Google is entering the airline ticket space, prompting the question: What's the best way to shop for plane tickets? Scott McCartney joins Lunch Break to discuss.
But more search power hasn't made it simpler to find the perfect ticket. While each site claims to offer the lowest ticket prices, there's actually wide variation in the prices they find. They start with the same data loaded by airlines but end up with different results. Some use their own technology to sort through airline schedules, fares, rules and inventory and sell tickets as an online travel agency. Some search other websites to aggregate scads of prices and then send buyers to buy at other sites. Some cull inconvenient itineraries from listings while others throw in every $20 savings even if there are extra connections and overnight stays.
"It's kind of mind-boggling to think how complicated a mathematical problem it is. To get me from [New York] JFK to Los Angeles, there can be over one billion possibilities," said Robert Birge, chief marketing officer at Kayak.

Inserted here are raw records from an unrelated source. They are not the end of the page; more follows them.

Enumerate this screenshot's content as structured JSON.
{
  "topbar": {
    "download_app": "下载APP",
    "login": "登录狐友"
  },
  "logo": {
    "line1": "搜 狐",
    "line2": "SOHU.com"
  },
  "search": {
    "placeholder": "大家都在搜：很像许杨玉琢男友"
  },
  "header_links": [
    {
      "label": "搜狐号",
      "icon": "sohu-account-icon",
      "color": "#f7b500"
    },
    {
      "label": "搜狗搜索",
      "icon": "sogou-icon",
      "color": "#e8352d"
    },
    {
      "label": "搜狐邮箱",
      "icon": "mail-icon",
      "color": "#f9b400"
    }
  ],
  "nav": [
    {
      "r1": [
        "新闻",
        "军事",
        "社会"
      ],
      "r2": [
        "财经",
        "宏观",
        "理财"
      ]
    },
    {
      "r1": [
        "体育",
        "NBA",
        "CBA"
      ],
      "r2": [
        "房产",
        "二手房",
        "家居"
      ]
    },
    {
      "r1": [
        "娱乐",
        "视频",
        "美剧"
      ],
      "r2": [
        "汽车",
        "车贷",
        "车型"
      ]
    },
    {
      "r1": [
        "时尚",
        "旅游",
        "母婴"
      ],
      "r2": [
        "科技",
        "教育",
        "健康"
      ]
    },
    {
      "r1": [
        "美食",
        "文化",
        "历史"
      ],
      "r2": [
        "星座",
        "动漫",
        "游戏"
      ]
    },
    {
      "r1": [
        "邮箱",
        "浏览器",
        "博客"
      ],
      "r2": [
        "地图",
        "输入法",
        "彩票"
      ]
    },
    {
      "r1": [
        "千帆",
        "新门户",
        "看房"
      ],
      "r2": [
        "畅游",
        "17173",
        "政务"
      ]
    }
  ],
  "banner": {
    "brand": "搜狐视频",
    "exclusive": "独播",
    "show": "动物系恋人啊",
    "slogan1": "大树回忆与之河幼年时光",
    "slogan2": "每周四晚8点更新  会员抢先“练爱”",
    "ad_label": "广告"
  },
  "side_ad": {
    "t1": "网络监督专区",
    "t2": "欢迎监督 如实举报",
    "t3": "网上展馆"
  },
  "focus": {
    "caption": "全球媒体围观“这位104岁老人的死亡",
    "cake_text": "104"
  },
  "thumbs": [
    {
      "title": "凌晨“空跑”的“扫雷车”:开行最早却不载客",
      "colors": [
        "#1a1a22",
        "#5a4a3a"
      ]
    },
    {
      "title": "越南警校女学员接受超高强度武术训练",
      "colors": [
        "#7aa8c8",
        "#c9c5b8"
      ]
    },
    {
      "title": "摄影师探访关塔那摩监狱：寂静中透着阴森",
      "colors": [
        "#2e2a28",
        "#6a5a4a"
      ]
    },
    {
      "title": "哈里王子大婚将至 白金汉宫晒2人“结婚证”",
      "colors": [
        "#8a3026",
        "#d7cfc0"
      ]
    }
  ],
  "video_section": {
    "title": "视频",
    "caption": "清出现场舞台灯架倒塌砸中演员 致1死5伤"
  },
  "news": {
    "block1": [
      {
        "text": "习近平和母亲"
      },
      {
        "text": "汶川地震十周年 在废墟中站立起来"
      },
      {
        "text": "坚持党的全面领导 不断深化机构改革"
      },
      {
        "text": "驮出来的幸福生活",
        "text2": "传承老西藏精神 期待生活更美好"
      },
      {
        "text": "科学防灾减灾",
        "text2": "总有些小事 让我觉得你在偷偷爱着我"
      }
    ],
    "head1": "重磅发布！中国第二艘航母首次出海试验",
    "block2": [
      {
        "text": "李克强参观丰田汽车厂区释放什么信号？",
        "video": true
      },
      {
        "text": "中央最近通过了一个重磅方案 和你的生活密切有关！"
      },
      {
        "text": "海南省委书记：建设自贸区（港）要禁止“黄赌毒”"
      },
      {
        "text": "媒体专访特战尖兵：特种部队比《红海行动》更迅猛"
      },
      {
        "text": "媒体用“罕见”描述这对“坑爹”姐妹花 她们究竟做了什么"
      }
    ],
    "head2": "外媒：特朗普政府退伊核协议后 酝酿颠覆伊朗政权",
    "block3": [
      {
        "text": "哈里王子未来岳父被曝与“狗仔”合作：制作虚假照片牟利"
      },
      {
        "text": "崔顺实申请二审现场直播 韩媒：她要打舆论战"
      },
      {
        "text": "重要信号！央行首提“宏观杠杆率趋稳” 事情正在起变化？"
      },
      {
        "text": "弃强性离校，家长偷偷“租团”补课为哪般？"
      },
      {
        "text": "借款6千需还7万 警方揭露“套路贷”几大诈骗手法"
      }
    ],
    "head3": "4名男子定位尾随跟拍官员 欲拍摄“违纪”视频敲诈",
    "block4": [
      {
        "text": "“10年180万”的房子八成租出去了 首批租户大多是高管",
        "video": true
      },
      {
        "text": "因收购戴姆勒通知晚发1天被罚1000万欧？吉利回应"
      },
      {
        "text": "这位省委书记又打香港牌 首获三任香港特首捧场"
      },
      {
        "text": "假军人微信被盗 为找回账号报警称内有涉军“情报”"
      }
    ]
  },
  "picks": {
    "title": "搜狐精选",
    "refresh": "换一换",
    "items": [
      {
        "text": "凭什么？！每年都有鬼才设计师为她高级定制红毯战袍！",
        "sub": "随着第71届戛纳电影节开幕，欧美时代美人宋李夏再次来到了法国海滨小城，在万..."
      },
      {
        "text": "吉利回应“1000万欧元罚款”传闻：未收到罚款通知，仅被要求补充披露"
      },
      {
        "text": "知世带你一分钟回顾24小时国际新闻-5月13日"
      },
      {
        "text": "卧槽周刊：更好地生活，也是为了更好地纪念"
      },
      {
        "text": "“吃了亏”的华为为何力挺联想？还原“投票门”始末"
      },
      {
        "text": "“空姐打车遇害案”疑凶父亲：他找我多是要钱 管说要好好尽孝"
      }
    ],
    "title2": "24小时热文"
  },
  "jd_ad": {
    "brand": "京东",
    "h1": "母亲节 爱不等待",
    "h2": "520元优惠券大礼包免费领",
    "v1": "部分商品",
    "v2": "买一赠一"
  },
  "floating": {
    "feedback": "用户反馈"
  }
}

Searching for a simple Phoenix-Philadelphia round-trip in February, for example, produced eight different fares. Prices quoted ranged from $284 on Onetravel.com to $341 on Expedia. A round trip from Raleigh, N.C., to Shanghai ranged from $992 on Priceline and to $709 on CheapOair. After checking 10 different domestic and international routes using 14 different websites kept producing a wide range of fares.
The lesson of it all: It pays to shop around, since none of the sites turned out to be consistently cheaper than others. Shop at least a couple...